The Yamaha R5, introduced in 1970, was the first of Yamaha’s new generation of two-stroke parallel twin “giant-killers” — a design architecture which would evolve into the RD350, RD400, and even the liquid-cooled RZ350/RD350LC. Lee Wilcox of Curbside Classic describes the first time he grabbed a handful of throttle on a 350cc R5:
“After a moment the bike began to scream. Literally. As the scream started something very strong kicked me in the butt. The handlebars began to rise and I felt like the rookie I was.”
Enter one of our favorite two-stroke fanatics, Eric Zanutto of California’s Zanutto Engineering, who started building bikes with his old man at an early age.
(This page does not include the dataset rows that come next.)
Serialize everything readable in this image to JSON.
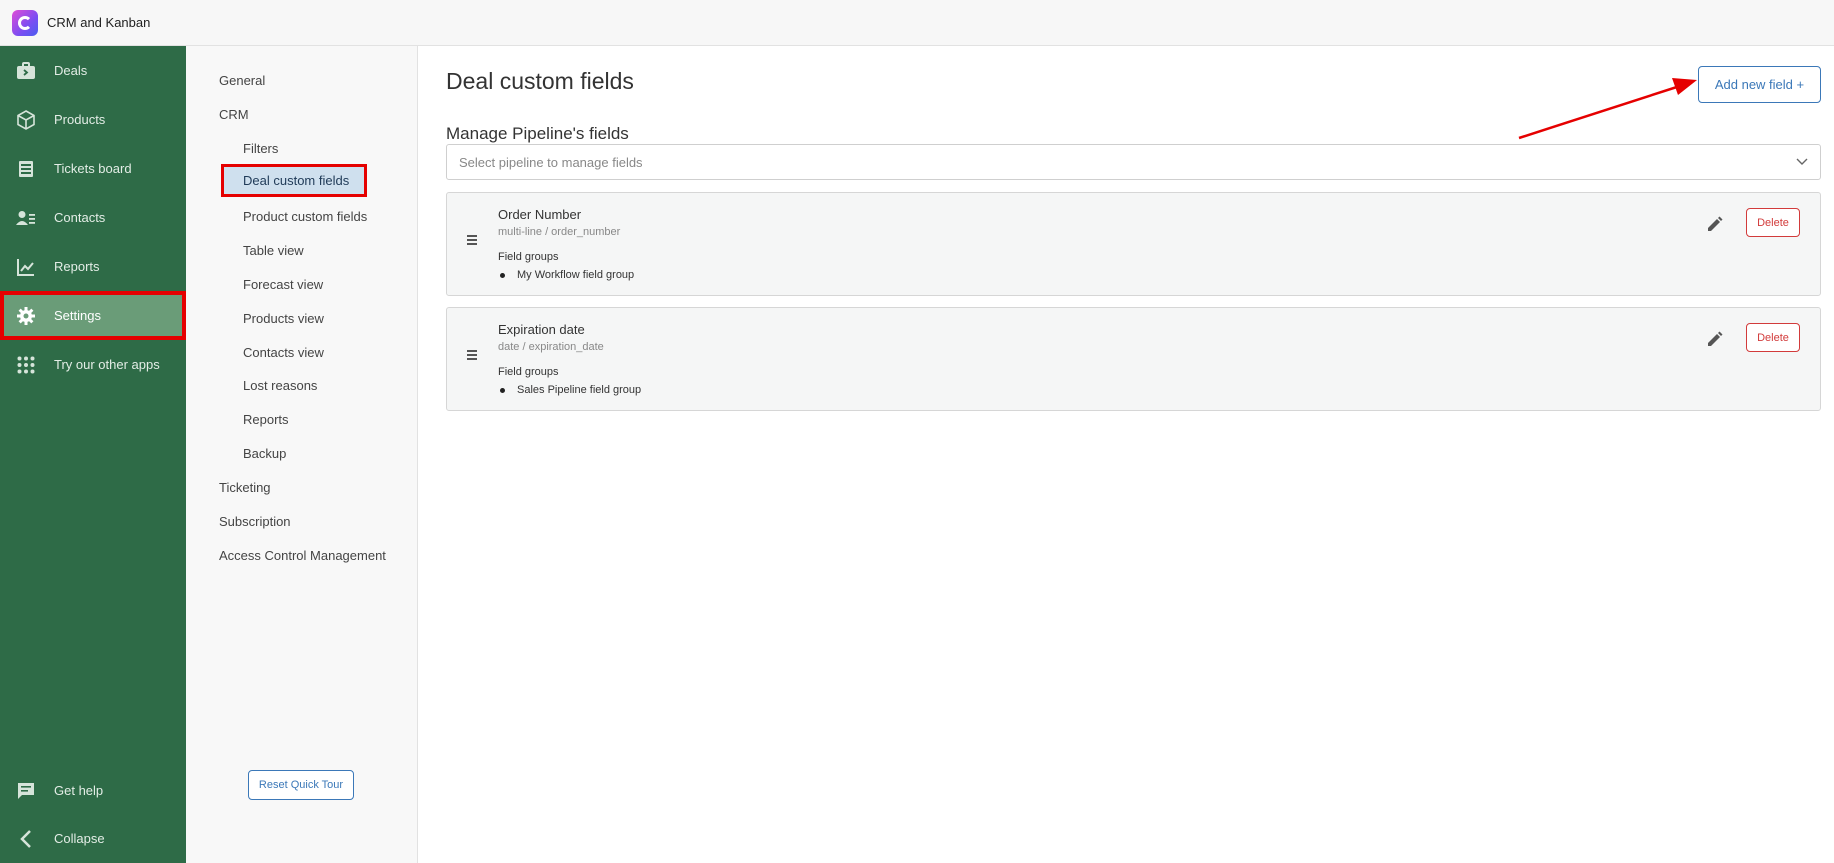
{
  "app": {
    "title": "CRM and Kanban",
    "brand_color": "#2e6b47",
    "accent": "#3b78b8",
    "danger": "#d23b3b"
  },
  "leftnav": {
    "items": [
      {
        "label": "Deals",
        "icon": "briefcase-icon"
      },
      {
        "label": "Products",
        "icon": "box-icon"
      },
      {
        "label": "Tickets board",
        "icon": "tickets-icon"
      },
      {
        "label": "Contacts",
        "icon": "contacts-icon"
      },
      {
        "label": "Reports",
        "icon": "chart-icon"
      },
      {
        "label": "Settings",
        "icon": "gear-icon",
        "active": true
      },
      {
        "label": "Try our other apps",
        "icon": "apps-grid-icon"
      }
    ],
    "bottom": [
      {
        "label": "Get help",
        "icon": "chat-icon"
      },
      {
        "label": "Collapse",
        "icon": "chevron-left-icon"
      }
    ]
  },
  "subnav": {
    "items": [
      "General",
      "CRM",
      "Filters",
      "Deal custom fields",
      "Product custom fields",
      "Table view",
      "Forecast view",
      "Products view",
      "Contacts view",
      "Lost reasons",
      "Reports",
      "Backup",
      "Ticketing",
      "Subscription",
      "Access Control Management"
    ],
    "reset_label": "Reset Quick Tour"
  },
  "main": {
    "title": "Deal custom fields",
    "add_button": "Add new field +",
    "section_title": "Manage Pipeline's fields",
    "select_placeholder": "Select pipeline to manage fields",
    "fields": [
      {
        "name": "Order Number",
        "type": "multi-line / order_number",
        "groups_label": "Field groups",
        "groups": [
          "My Workflow field group"
        ],
        "delete_label": "Delete"
      },
      {
        "name": "Expiration date",
        "type": "date / expiration_date",
        "groups_label": "Field groups",
        "groups": [
          "Sales Pipeline field group"
        ],
        "delete_label": "Delete"
      }
    ]
  }
}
Auspiciously enough, Eric’s first street bike was his aunt’s French blue 1977 Yamaha RD400 — what a cool aunt!
Fast forward nearly two decades, and Eric’s wife, Melanie “Yogi” Dyogi Zanutto (@theluckyyogi), decided she wanted a vintage two-stroke of her own. She’s owned and ridden many modern bikes, but this would be the first bike the duo built together. They picked up a rusted, mismatched ’71 R5 in Rancho Palos Verdes. The bike had an RD350 engine transplant, but it was in very rough condition. Together, the pair managed to salvage and refurbish most of the parts, building one of the sleekest, cleanest 350 Yamaha smokers we’ve seen — complete with a Kenny Roberts paint job they shot themselves!
Below, we get the full story on this glorious husband/wife build.
350 Yamaha 2-Stroke Cafe Racer: In the Builder’s Words
This is my wife’s first vintage bike and first two stroke, it’s also the first bike she’s helped me build. She has owned and ridden plenty of other more modern bikes though. Neither of us do this for a living, we both have day jobs, it’s just a hobby/passion of ours.
From a young age I started building old bikes with my dad. My first bike, that I got around year 2000 in high school was my aunt’s old French blue 1977 Yamaha RD400. That bike taught me a lot at a young age and it’s why I’m now pretty particular to Yamaha, two strokes, and old bikes in general.
My wife Melanie (@theluckyyogi) and I (Eric, @zanutto_engineering) picked up this 1971 Yamaha R5 with a 1975 RD350 engine transplant from Rancho Palos Verdes about a year ago. The bike was in extremely rough shape with rust on pretty much every part imaginable and a bunch of mismatched parts. In the end we were able to salvage most of the parts and refurbish them.
We completely tore the bike down to the frame and detabbed it, then had it powdercoated. We completely tore down the (RD350) engine, which was caked in a quarter inch of sludge (and black widow eggs), and rebuilt it ourselves.
We hand polished the drum brake hubs and installed new shouldered aluminum hoops with Buchanan’s spokes. All new EBC pads went in the hubs and new Bridgestone tires installed. Up front we hand polished the forks and installed an All Balls Racing tapered bearing set in head tube.
Progressive shocks went in the rear along with new bronze swingarm bushings, RK gold chain, Speedy Siegl Racing aluminum brake arm, and an Airtech Streamlining TZ250 fiberglass seat.
The gas tank had a lot of rust so we cleaned it out with muriatic acid and sealed it with Caswell epoxy tank sealant.
The engine itself, although we installed all new seals and gaskets during the rebuild, remained mostly stock mechanically. We did however install a Power Dynamo CDI ignition (not running a battery), RZ intake boots with cross over tube, Boysen reeds, KN y-boot filter, motion pro throttle, Jim Lomas expansion chambers, and we’re running the old Mikuni carbs from my 1984 Japanese spec RZ350RR.
Since the CDI ignition had a pretty complete wiring system, we finished off the rest of the wiring with a custom wire harness we made. Lastly, we did a Kenny Roberts themed paint job. Shot it ourselves in our backyard with a Devilbiss gun, finished off with a lot of wet sanding by hand and polishing with a rotary buffer.
Follow the Builders: @theluckyyogi and @zanutto_engineering)